This is the largest sized Bialetti coffee maker you can get and it takes 20 minutes to make the coffee .
The Refugio even had a working juke box with 1980s hits .
Rita the dog likes to follow hikers leaving the place for a nice very long walk so precautions must be taken.
I’m slowly heading downhill though today I climbed 800m and descended 1,000m so there was still plenty of climbing.
This guy on a mountain bike stopped for a chat . He’d seen a TV show about Australia and was impressed by how our wildlife and agriculture is protected by border controls.
Pilgrim walks usually have lots of pyramids where lots of stones are placed on top of each other over time. However here someone has made it into a bit of an art form.
Today there was mud, lots of mud from recent rain.
Sometimes I could get around it with a bit of bush bashing but other times it was a matter of trying to find the best way through.
I was sitting in a log having my lunch when someone came down the track . ‘Are you collecting or walking’ he asked me. It turned out he was looking for the Prugnolo mushrooms that I’d come across a few days back in Cucercoli. He said around here they fetch up to €70 a kilo.
When he heard how far I’d walked, he wanted a get a photo with me so I got one too.
I started seeing some of the typical Tuscan village architecture.
as well as some substantial buildings all very solidly built.
Here are a few cute little ant hills – a bit different to the huge ones we get n Australia!
There was lots of forest with little creeks and waterfalls today .

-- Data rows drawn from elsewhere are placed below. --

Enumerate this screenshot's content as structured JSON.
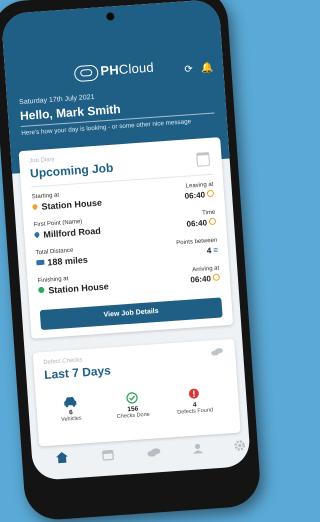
{
  "app": {
    "logo_ph": "PH",
    "logo_cloud": "Cloud"
  },
  "header": {
    "date": "Saturday 17th July 2021",
    "greeting": "Hello, Mark Smith",
    "subtitle": "Here's how your day is looking - or some other nice message",
    "icons": [
      "refresh-icon",
      "bell-icon"
    ]
  },
  "job_card": {
    "kicker": "Job Diary",
    "title": "Upcoming Job",
    "starting_label": "Starting at",
    "starting_value": "Station House",
    "leaving_label": "Leaving at",
    "leaving_value": "06:40",
    "first_point_label": "First Point (Name)",
    "first_point_value": "Millford Road",
    "time_label": "Time",
    "time_value": "06:40",
    "distance_label": "Total Distance",
    "distance_value": "188 miles",
    "points_label": "Points between",
    "points_value": "4",
    "finishing_label": "Finishing at",
    "finishing_value": "Station House",
    "arriving_label": "Arriving at",
    "arriving_value": "06:40",
    "button_label": "View Job Details"
  },
  "defect_card": {
    "kicker": "Defect Checks",
    "title": "Last 7 Days",
    "stats": [
      {
        "value": "6",
        "label": "Vehicles",
        "icon": "car-icon",
        "color": "#1f5f86"
      },
      {
        "value": "156",
        "label": "Checks Done",
        "icon": "check-circle-icon",
        "color": "#2fa85a"
      },
      {
        "value": "4",
        "label": "Defects Found",
        "icon": "warning-icon",
        "color": "#d93838"
      }
    ]
  },
  "nav": {
    "items": [
      "home-icon",
      "calendar-icon",
      "defects-icon",
      "user-icon",
      "gear-icon"
    ]
  },
  "colors": {
    "brand": "#1f5f86",
    "accent": "#f0a02a",
    "background": "#5aa9d6"
  }
}
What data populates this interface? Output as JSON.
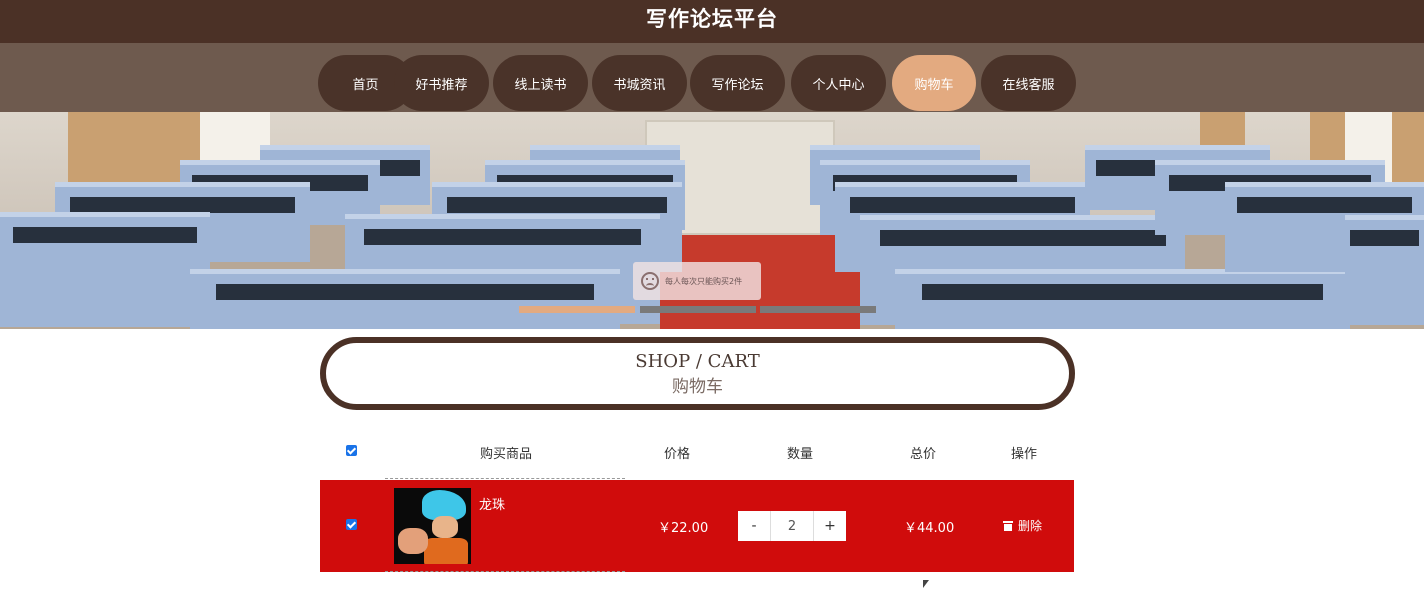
{
  "site": {
    "title": "写作论坛平台"
  },
  "nav": {
    "items": [
      {
        "label": "首页"
      },
      {
        "label": "好书推荐"
      },
      {
        "label": "线上读书"
      },
      {
        "label": "书城资讯"
      },
      {
        "label": "写作论坛"
      },
      {
        "label": "个人中心"
      },
      {
        "label": "购物车",
        "active": true
      },
      {
        "label": "在线客服"
      }
    ]
  },
  "banner": {
    "toast": "每人每次只能购买2件",
    "carousel": {
      "slides": 3,
      "active": 1
    }
  },
  "section": {
    "title_en": "SHOP / CART",
    "title_cn": "购物车"
  },
  "cart": {
    "headers": {
      "product": "购买商品",
      "price": "价格",
      "quantity": "数量",
      "total": "总价",
      "action": "操作"
    },
    "select_all": true,
    "items": [
      {
        "name": "龙珠",
        "price": "￥22.00",
        "quantity": "2",
        "total": "￥44.00",
        "selected": true,
        "delete_label": "删除"
      }
    ],
    "minus_label": "-",
    "plus_label": "+"
  },
  "colors": {
    "header": "#4b3126",
    "nav_bg": "#6e5a4e",
    "nav_pill": "#4a3329",
    "accent": "#e3aa80",
    "row_highlight": "#d00c0c"
  }
}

An old post box dating back to when Italy had a King.
Ruins at the hamlet of Giona, a place mentioned in the 13th century manuscript that this walk is based on, as a stopping place for pilgrims.
These people were collecting chicory. I’m sure the wild stuff is very tasty though quite bitter.

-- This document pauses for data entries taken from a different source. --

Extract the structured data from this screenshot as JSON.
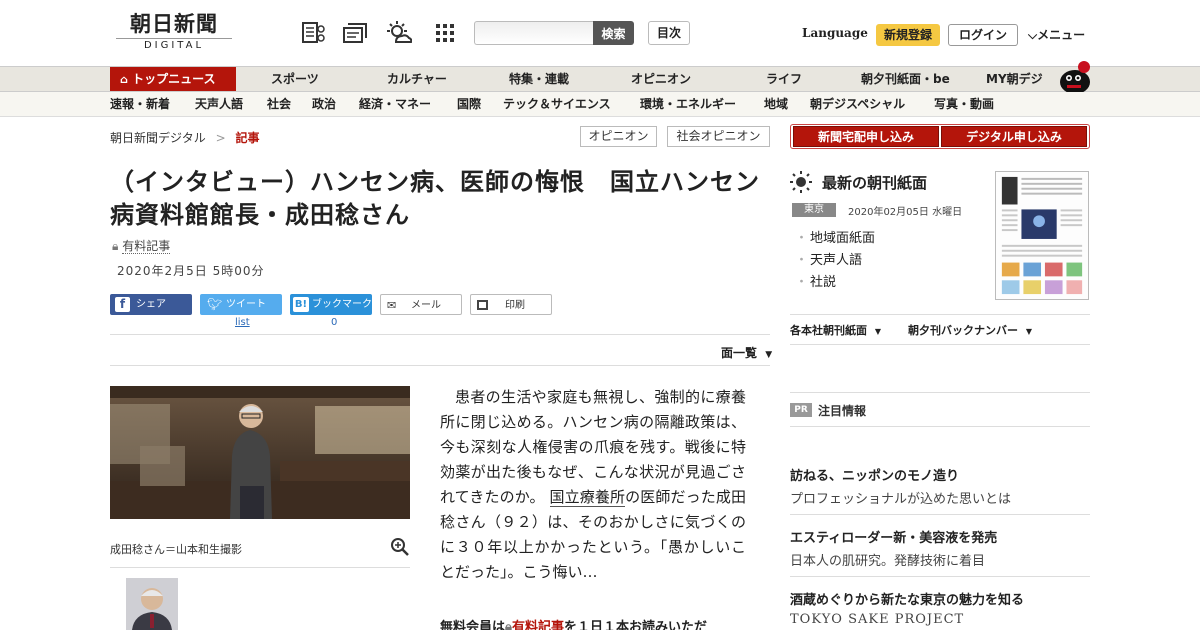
{
  "header": {
    "logo_main": "朝日新聞",
    "logo_sub": "DIGITAL",
    "search_button": "検索",
    "search_placeholder": "",
    "toc_button": "目次",
    "language": "Language",
    "signup": "新規登録",
    "login": "ログイン",
    "menu": "メニュー"
  },
  "nav_primary": [
    "トップニュース",
    "スポーツ",
    "カルチャー",
    "特集・連載",
    "オピニオン",
    "ライフ",
    "朝夕刊紙面・be",
    "MY朝デジ"
  ],
  "nav_secondary": [
    "速報・新着",
    "天声人語",
    "社会",
    "政治",
    "経済・マネー",
    "国際",
    "テック＆サイエンス",
    "環境・エネルギー",
    "地域",
    "朝デジスペシャル",
    "写真・動画"
  ],
  "breadcrumb": {
    "home": "朝日新聞デジタル",
    "separator": ">",
    "current": "記事"
  },
  "tags": [
    "オピニオン",
    "社会オピニオン"
  ],
  "article": {
    "headline": "（インタビュー）ハンセン病、医師の悔恨　国立ハンセン病資料館館長・成田稔さん",
    "paid_label": "有料記事",
    "date": "2020年2月5日 5時00分",
    "share": {
      "facebook": "シェア",
      "twitter": "ツイート",
      "hatena": "ブックマーク",
      "mail": "メール",
      "print": "印刷",
      "twitter_count": "list",
      "hatena_count": "0"
    },
    "page_list": "面一覧",
    "caption": "成田稔さん＝山本和生撮影",
    "body_before_link": "患者の生活や家庭も無視し、強制的に療養所に閉じ込める。ハンセン病の隔離政策は、今も深刻な人権侵害の爪痕を残す。戦後に特効薬が出た後もなぜ、こんな状況が見過ごされてきたのか。",
    "body_link": "国立療養所",
    "body_after_link": "の医師だった成田稔さん（９２）は、そのおかしさに気づくのに３０年以上かかったという。「愚かしいことだった」。こう悔い…",
    "free_note_a": "無料会員は",
    "free_note_link": "有料記事",
    "free_note_b": "を１日１本お読みいただ"
  },
  "sidebar": {
    "subscribe_paper": "新聞宅配申し込み",
    "subscribe_digital": "デジタル申し込み",
    "paper_title": "最新の朝刊紙面",
    "region": "東京",
    "paper_date": "2020年02月05日 水曜日",
    "paper_links": [
      "地域面紙面",
      "天声人語",
      "社説"
    ],
    "dropdown_1": "各本社朝刊紙面",
    "dropdown_2": "朝夕刊バックナンバー",
    "pr_label": "PR",
    "pr_title": "注目情報",
    "ads": [
      {
        "title": "訪ねる、ニッポンのモノ造り",
        "sub": "プロフェッショナルが込めた思いとは"
      },
      {
        "title": "エスティローダー新・美容液を発売",
        "sub": "日本人の肌研究。発酵技術に着目"
      },
      {
        "title": "酒蔵めぐりから新たな東京の魅力を知る",
        "sub": "TOKYO SAKE PROJECT"
      }
    ]
  },
  "colors": {
    "brand_red": "#b4150b",
    "facebook": "#3b5998",
    "twitter": "#55acee",
    "hatena": "#2b91d9",
    "signup_yellow": "#f5c842"
  }
}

This farmer helped me with directions and mentioned that he’d mown part of the VRG with his tractor a few years back.
The interesting thing for me was that he grows saffron . I didn’t know it was grown in Italy. This is the company he grows for
In the pine forest.
I reached my agriturismo after about 7 hours walking. My room has a great view.
The people here have two Australian cattle dogs that love fetching their ball but fight over who will bring it back.
Tomorrow I’ve got a longish 34km bit fairly flat walk down to the beautiful town of Arezzo.